His research indicates that successful collaborations share a high degree of personal give-and-take; an appropriate physical environment; organizational, institutional and policy support; and a readiness to embrace new collaborative technologies.
And members of the most effective teams have a certain “behavioral repertoire” supported by key values and beliefs: among them a strong trust in the value of inclusiveness and integration of diverse perspectives. “If you go to conferences or read journals outside your field you have a higher likelihood of serendipitously getting some insights from those fields and bringing them into your own work,” he says.
Close cooperation is critical. One recent study compared the publishing output of scientists working within a large transdisciplinary initiative with those working alone or in smaller groups on the same topic.
Initially, the individual investigators published more but four or five years later, the transdisciplinary researchers had surpassed them. “There’s often a lot of muddling through that happens when a team comes together in one of these initiatives,” he says. “But once you get that synergy going you can gain some economies of scale from it, along with some very innovative breakthroughs.”
Typical indicators of scientific accomplishment only go so far when assessing success or failure in multidisciplinary collaborations. One of the SciTS field’s challenges has been to address new questions. What is the quality of cross-disciplinary integration achieved by team members? Are cross-disciplinary methods and conceptual frameworks sound? How novel are the outputs of cross-disciplinary teams? What impacts are they likely to have on society or science?
In addition to helping develop these new assessment rubrics, Stokols has worked with colleagues at the National Cancer Institute to create a “team science toolkit,” a wiki-type online resource that supports team science collaborations, disseminates effective practices and offers tools to help teams maximize their efficiency: http://www.teamsciencetoolkit.cancer.gov/public/Home.aspx.
Stokols' interest in cross-disciplinary collaboration goes back many years. In graduate school he petitioned to add minors in city planning, sociology and public health to his social psychology program. I wanted a broader, more community-oriented perspective that went beyond the laboratory orientation of experimental social psychology,” he says.
At UC Irvine he worked his way up to director and founding dean of the School of Social Ecology, where interdisciplinary approaches link research and community problem-solving -- "all the things I am interested in."
Also at UCI, he participated in a National Institutes of Health-funded Transdisciplinary Tobacco Use Research Center (TTURC), where he studied the participants’ daily interactions, accomplishments and frustrations; he used that experience to assist the National Cancer Institute in evaluating its transdisciplinary research and training centers initiatives.
Currently, he consults with the National Academies, helping to evaluate the scientific output of its National Academies Keck Futures Initiative (NAKFI) seed-grant program.
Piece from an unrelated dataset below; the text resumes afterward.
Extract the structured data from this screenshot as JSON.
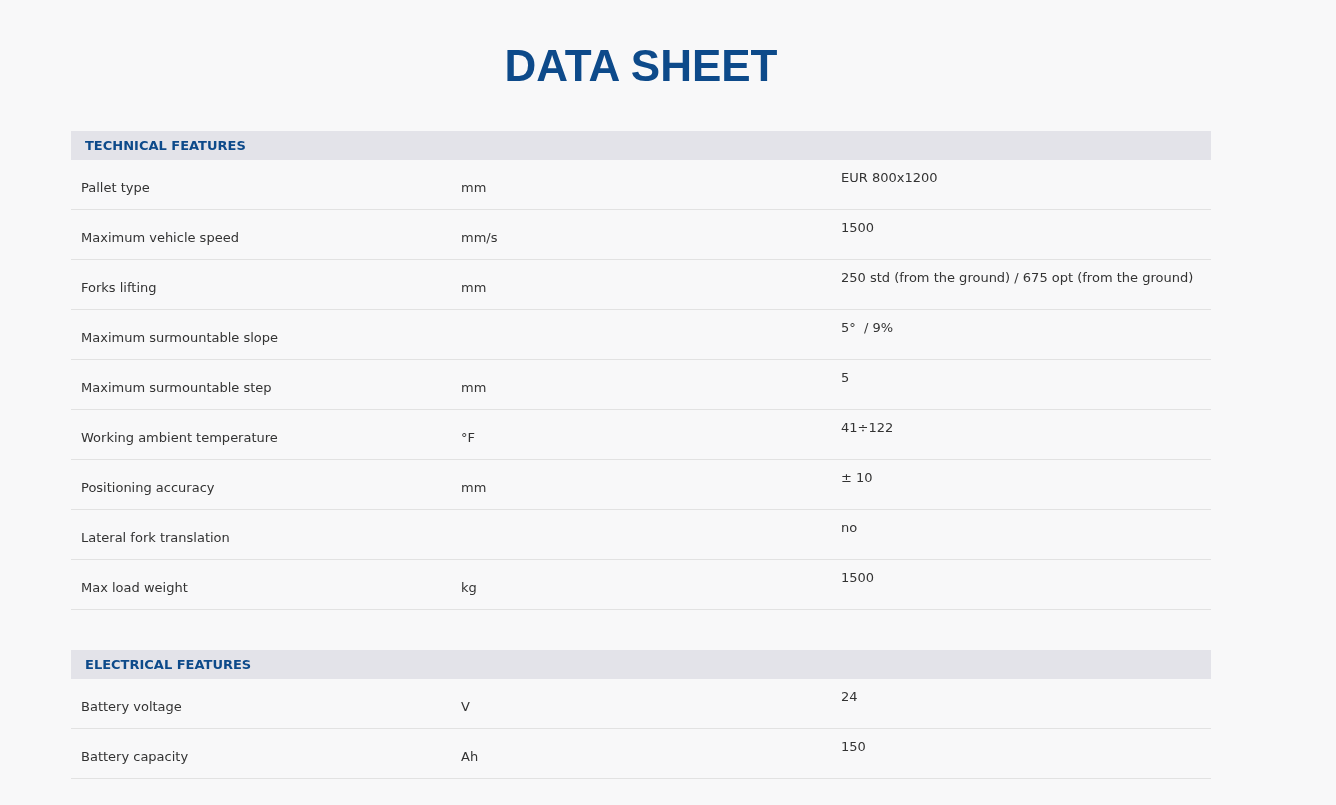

More and more, he says, large cross-disciplinary scientific teams are the norm in the world of research. “Knowledge is getting so specialized that in order for someone to tackle complex scientific or societal problems they have to combine their very focused knowledge with areas that compensate for their blind spots.”
Multidisciplinary, interdisciplinary, or transdisciplinary research, however, are not panceas. “I’m not a cheerleader for everybody being transdisciplinary or even interdisciplinary,” Stokols says. “I think some people work better drilling down into a particular discipline and coming up with breakthroughs [that way].
“I don’t feel one size fits all. You do not necessarily have to do science bigger; you have to do it smarter.”